Are you tired of seeing advertisements on the internet? What about on your TV or your phone? In this post I'll show you how to setup a DNS sinkhole using Pi-hole on your own home network as an IoT device managed with Balena.
What really happens on your network?
In addition to blocking advertisements your Pi-Hole also doubles as a network monitoring tool. Have you ever wondered if your TV is spying on you? What about your Dish Washer? What about all those Wifi enabled outlets that let you turn on the lights without getting up from the couch?
Here are some other things your Pi-Hole can do:
- Stop certain brands of routers excessively phoning home
- Determine which of your IoT devices are excessively chatty
- Significantly reduce your bandwidth
If you want to see more examples I recommend reading through this thread.
You'll need a few things in order to get started:
- A raspberry PI (Preferably a Raspberry Pi 4 Model B)
- An SD card (Preferably with at least 16Gb of storage)
- An ethernet cable
Setting up your Raspberry Pi with BalenaCloud
Once you've got your hardware you can signup for an account with Balena here. Don't worry about pulling out your credit-card as your first 10 devices are always free and full-featured!
From there you can follow these instructions on how to create a new application.
I went with the name
piholefor mine, we'll use that later on in the guide.
When you're finished you'll be provided an OS image you can flash onto your SD card.
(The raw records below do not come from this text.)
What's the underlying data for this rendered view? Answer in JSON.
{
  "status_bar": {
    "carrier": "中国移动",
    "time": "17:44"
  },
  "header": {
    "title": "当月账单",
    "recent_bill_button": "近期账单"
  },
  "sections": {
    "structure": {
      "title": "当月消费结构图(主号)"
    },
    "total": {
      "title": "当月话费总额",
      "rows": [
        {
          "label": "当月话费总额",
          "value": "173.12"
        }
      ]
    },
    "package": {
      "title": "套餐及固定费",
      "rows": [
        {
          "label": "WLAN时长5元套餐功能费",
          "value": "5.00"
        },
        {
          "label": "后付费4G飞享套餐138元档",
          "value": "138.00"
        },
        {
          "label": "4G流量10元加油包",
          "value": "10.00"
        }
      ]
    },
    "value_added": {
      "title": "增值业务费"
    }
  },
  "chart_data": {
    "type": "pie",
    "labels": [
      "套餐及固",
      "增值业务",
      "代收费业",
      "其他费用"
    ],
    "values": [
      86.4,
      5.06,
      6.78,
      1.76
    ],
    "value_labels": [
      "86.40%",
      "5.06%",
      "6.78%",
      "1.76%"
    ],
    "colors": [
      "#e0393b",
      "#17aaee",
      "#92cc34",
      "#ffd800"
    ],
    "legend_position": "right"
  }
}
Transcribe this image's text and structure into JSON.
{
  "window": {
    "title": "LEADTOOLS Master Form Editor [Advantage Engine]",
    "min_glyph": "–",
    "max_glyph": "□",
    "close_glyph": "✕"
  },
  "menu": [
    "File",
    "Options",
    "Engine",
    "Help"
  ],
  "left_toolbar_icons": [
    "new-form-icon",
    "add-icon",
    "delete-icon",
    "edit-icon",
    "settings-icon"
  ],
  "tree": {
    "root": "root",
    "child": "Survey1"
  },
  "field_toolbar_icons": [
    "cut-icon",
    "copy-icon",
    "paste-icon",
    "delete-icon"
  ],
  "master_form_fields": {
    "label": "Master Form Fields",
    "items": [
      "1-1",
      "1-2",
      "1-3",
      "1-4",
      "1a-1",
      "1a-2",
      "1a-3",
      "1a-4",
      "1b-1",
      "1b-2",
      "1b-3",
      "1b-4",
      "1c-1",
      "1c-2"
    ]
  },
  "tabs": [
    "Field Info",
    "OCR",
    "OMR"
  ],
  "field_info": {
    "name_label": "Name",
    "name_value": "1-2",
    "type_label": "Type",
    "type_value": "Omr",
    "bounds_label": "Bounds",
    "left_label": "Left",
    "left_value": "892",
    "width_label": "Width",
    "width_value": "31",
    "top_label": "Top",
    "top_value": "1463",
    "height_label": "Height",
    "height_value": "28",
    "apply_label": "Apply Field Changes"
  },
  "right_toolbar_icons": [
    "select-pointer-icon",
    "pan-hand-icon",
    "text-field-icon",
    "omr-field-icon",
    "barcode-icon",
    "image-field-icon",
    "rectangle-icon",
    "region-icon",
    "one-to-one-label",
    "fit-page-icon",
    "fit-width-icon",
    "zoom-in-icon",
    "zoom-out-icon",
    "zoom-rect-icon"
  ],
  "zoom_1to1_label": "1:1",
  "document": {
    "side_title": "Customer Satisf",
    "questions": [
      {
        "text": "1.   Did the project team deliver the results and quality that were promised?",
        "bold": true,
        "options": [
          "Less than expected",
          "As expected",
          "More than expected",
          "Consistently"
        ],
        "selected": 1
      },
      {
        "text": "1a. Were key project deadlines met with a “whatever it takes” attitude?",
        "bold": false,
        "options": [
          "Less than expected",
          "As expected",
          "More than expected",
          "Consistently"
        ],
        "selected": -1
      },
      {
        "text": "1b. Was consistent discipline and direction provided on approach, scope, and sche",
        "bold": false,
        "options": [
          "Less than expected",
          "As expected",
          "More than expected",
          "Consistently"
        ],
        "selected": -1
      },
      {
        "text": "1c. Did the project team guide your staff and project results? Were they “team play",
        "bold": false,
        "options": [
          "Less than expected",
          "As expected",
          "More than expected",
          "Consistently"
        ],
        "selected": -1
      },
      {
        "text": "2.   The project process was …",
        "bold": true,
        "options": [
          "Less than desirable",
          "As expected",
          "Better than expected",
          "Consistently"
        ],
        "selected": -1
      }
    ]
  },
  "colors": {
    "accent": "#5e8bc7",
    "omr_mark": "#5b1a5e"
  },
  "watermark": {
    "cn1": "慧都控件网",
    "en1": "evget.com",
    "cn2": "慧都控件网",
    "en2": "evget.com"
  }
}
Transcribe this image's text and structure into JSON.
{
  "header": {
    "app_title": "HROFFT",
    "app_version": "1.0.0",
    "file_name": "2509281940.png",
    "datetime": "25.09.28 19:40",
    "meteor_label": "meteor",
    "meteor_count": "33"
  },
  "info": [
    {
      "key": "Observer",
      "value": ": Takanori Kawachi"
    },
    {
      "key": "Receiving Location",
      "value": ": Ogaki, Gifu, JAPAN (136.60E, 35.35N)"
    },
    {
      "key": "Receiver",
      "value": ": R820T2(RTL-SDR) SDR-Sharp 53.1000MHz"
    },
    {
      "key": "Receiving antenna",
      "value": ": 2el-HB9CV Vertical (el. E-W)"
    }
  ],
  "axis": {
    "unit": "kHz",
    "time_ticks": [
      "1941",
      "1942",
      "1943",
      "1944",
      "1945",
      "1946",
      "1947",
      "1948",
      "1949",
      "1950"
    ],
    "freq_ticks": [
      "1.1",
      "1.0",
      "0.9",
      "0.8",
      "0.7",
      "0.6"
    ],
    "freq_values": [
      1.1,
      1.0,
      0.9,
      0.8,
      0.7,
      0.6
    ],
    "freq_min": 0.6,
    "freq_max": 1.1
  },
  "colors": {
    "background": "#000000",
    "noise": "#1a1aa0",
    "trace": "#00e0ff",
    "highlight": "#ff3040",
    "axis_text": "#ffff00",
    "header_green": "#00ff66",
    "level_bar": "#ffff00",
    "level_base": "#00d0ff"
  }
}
Just pop in the SD card into your Raspberry Pi, plug it in and connect it to your router with the ethernet cable.
In just a few minutes you should see your device become available on your Balena dashboard. Great! From here on out you should never have to touch your device (given there's an internet connection). You can reboot it, make it blink, find its GPS coordinates, etc all from the Balena interface.
Deploying Pi-Hole to your Raspberry Pi
Now that you've got a managed IoT device you're ready to install Pi-Hole!
Luckily there's a project that already does the heavy-lifting for us here.
All we need to do is clone this project locally and push it to Balena using their CLI.
First get setup with the Balena CLI here.
Once you've authenticated via
balena login you can deploy your project like this:
git clone https://github.com/klutchell/balena-pihole cd balena-pihole balena push pihole
That's it! Once Balena pushes the project to your Raspberry Pi and the docker containers spawn you should be able to view your Pi-Hole dashboard at the "Local IP Address" listed in Balena dashboard.
Configuring devices to use the Pi-Hole for DNS
This part will depend on your hardware. If you aren't sure about how to configure DNS records on your device you can use this guide here.
Your Pi-Hole automatically updates itself with the latest domain blacklist maintained by the community, but what about upgrades to the software itself?
You could pull the latest changes from
klutchell/balena-pihole down locally then perform another
balena push from time to time but this would be silly.
Instead, I glued this project together with Dependabot and GitHub Actions so that my only responsibility is to merge Pull Requests that are automatically opened each time there's an update to the
klutchell/balena-pihole project. This keeps my Pi-Hole up-to-date with minimum effort.
Checkout the glue here.